All of the entries below, duplicated exactly, make up the answer.

### Record set ###

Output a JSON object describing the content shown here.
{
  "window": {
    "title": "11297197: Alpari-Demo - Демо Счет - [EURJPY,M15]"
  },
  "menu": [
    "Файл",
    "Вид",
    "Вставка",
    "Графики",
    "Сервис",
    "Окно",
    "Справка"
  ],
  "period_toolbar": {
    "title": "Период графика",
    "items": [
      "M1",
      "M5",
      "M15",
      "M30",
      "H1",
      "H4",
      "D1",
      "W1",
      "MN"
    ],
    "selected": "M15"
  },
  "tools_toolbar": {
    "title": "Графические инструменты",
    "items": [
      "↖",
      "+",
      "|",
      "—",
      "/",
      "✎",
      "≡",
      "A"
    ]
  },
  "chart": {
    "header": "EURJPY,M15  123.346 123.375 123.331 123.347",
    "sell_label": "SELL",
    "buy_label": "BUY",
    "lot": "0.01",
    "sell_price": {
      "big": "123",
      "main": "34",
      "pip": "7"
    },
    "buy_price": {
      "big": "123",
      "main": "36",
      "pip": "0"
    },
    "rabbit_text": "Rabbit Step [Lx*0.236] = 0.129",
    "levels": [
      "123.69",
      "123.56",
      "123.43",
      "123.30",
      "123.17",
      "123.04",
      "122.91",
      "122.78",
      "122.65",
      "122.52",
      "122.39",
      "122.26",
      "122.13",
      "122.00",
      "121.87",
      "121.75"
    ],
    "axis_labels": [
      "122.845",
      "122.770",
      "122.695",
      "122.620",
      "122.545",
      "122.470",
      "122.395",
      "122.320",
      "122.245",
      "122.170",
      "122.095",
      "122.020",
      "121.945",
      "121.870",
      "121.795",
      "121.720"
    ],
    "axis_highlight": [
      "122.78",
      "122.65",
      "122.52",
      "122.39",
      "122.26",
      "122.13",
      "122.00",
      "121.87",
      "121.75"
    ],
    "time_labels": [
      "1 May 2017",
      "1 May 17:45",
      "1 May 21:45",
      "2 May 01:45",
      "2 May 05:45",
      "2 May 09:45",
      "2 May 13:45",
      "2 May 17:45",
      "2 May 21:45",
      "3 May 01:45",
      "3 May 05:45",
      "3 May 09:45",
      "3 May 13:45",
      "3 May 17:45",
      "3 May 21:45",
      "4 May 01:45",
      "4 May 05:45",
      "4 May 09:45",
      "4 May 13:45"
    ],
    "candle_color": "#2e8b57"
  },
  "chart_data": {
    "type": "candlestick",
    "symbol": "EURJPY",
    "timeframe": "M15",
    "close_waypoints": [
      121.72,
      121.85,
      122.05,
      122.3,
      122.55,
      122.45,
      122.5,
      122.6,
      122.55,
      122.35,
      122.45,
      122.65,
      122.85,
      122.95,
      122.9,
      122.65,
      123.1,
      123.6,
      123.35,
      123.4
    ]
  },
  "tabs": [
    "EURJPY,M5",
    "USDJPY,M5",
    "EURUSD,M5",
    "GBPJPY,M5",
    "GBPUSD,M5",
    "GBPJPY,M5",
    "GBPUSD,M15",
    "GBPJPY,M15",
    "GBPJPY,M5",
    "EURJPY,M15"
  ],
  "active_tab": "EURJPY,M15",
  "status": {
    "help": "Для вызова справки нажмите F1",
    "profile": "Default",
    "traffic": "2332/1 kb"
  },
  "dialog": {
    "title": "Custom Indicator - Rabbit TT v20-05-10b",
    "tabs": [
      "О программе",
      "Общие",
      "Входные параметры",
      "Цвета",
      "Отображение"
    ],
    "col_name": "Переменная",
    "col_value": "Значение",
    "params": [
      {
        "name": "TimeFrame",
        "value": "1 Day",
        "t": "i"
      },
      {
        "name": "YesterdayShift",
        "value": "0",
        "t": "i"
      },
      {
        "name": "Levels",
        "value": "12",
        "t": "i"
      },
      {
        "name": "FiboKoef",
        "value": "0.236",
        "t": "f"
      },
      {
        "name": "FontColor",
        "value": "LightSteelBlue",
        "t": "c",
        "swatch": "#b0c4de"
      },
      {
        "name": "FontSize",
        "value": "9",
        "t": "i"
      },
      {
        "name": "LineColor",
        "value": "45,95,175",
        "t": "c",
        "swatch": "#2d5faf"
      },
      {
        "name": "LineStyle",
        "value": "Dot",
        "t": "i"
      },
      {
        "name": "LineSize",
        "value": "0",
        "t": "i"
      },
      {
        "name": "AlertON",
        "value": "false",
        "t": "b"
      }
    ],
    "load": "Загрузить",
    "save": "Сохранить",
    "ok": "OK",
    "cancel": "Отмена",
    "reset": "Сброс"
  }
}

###

Answer to this exercise -
Output a JSON object describing the content shown here.
{
  "window": {
    "title": "11297197: Alpari-Demo - Демо Счет - [EURJPY,M15]"
  },
  "menu": [
    "Файл",
    "Вид",
    "Вставка",
    "Графики",
    "Сервис",
    "Окно",
    "Справка"
  ],
  "period_toolbar": {
    "title": "Период графика",
    "items": [
      "M1",
      "M5",
      "M15",
      "M30",
      "H1",
      "H4",
      "D1",
      "W1",
      "MN"
    ],
    "selected": "M15"
  },
  "tools_toolbar": {
    "title": "Графические инструменты",
    "items": [
      "↖",
      "+",
      "|",
      "—",
      "/",
      "✎",
      "≡",
      "A"
    ]
  },
  "chart": {
    "header": "EURJPY,M15  123.346 123.375 123.331 123.347",
    "sell_label": "SELL",
    "buy_label": "BUY",
    "lot": "0.01",
    "sell_price": {
      "big": "123",
      "main": "34",
      "pip": "7"
    },
    "buy_price": {
      "big": "123",
      "main": "36",
      "pip": "0"
    },
    "rabbit_text": "Rabbit Step [Lx*0.236] = 0.129",
    "levels": [
      "123.69",
      "123.56",
      "123.43",
      "123.30",
      "123.17",
      "123.04",
      "122.91",
      "122.78",
      "122.65",
      "122.52",
      "122.39",
      "122.26",
      "122.13",
      "122.00",
      "121.87",
      "121.75"
    ],
    "axis_labels": [
      "122.845",
      "122.770",
      "122.695",
      "122.620",
      "122.545",
      "122.470",
      "122.395",
      "122.320",
      "122.245",
      "122.170",
      "122.095",
      "122.020",
      "121.945",
      "121.870",
      "121.795",
      "121.720"
    ],
    "axis_highlight": [
      "122.78",
      "122.65",
      "122.52",
      "122.39",
      "122.26",
      "122.13",
      "122.00",
      "121.87",
      "121.75"
    ],
    "time_labels": [
      "1 May 2017",
      "1 May 17:45",
      "1 May 21:45",
      "2 May 01:45",
      "2 May 05:45",
      "2 May 09:45",
      "2 May 13:45",
      "2 May 17:45",
      "2 May 21:45",
      "3 May 01:45",
      "3 May 05:45",
      "3 May 09:45",
      "3 May 13:45",
      "3 May 17:45",
      "3 May 21:45",
      "4 May 01:45",
      "4 May 05:45",
      "4 May 09:45",
      "4 May 13:45"
    ],
    "candle_color": "#2e8b57"
  },
  "chart_data": {
    "type": "candlestick",
    "symbol": "EURJPY",
    "timeframe": "M15",
    "close_waypoints": [
      121.72,
      121.85,
      122.05,
      122.3,
      122.55,
      122.45,
      122.5,
      122.6,
      122.55,
      122.35,
      122.45,
      122.65,
      122.85,
      122.95,
      122.9,
      122.65,
      123.1,
      123.6,
      123.35,
      123.4
    ]
  },
  "tabs": [
    "EURJPY,M5",
    "USDJPY,M5",
    "EURUSD,M5",
    "GBPJPY,M5",
    "GBPUSD,M5",
    "GBPJPY,M5",
    "GBPUSD,M15",
    "GBPJPY,M15",
    "GBPJPY,M5",
    "EURJPY,M15"
  ],
  "active_tab": "EURJPY,M15",
  "status": {
    "help": "Для вызова справки нажмите F1",
    "profile": "Default",
    "traffic": "2332/1 kb"
  },
  "dialog": {
    "title": "Custom Indicator - Rabbit TT v20-05-10b",
    "tabs": [
      "О программе",
      "Общие",
      "Входные параметры",
      "Цвета",
      "Отображение"
    ],
    "col_name": "Переменная",
    "col_value": "Значение",
    "params": [
      {
        "name": "TimeFrame",
        "value": "1 Day",
        "t": "i"
      },
      {
        "name": "YesterdayShift",
        "value": "0",
        "t": "i"
      },
      {
        "name": "Levels",
        "value": "12",
        "t": "i"
      },
      {
        "name": "FiboKoef",
        "value": "0.236",
        "t": "f"
      },
      {
        "name": "FontColor",
        "value": "LightSteelBlue",
        "t": "c",
        "swatch": "#b0c4de"
      },
      {
        "name": "FontSize",
        "value": "9",
        "t": "i"
      },
      {
        "name": "LineColor",
        "value": "45,95,175",
        "t": "c",
        "swatch": "#2d5faf"
      },
      {
        "name": "LineStyle",
        "value": "Dot",
        "t": "i"
      },
      {
        "name": "LineSize",
        "value": "0",
        "t": "i"
      },
      {
        "name": "AlertON",
        "value": "false",
        "t": "b"
      }
    ],
    "load": "Загрузить",
    "save": "Сохранить",
    "ok": "OK",
    "cancel": "Отмена",
    "reset": "Сброс"
  }
}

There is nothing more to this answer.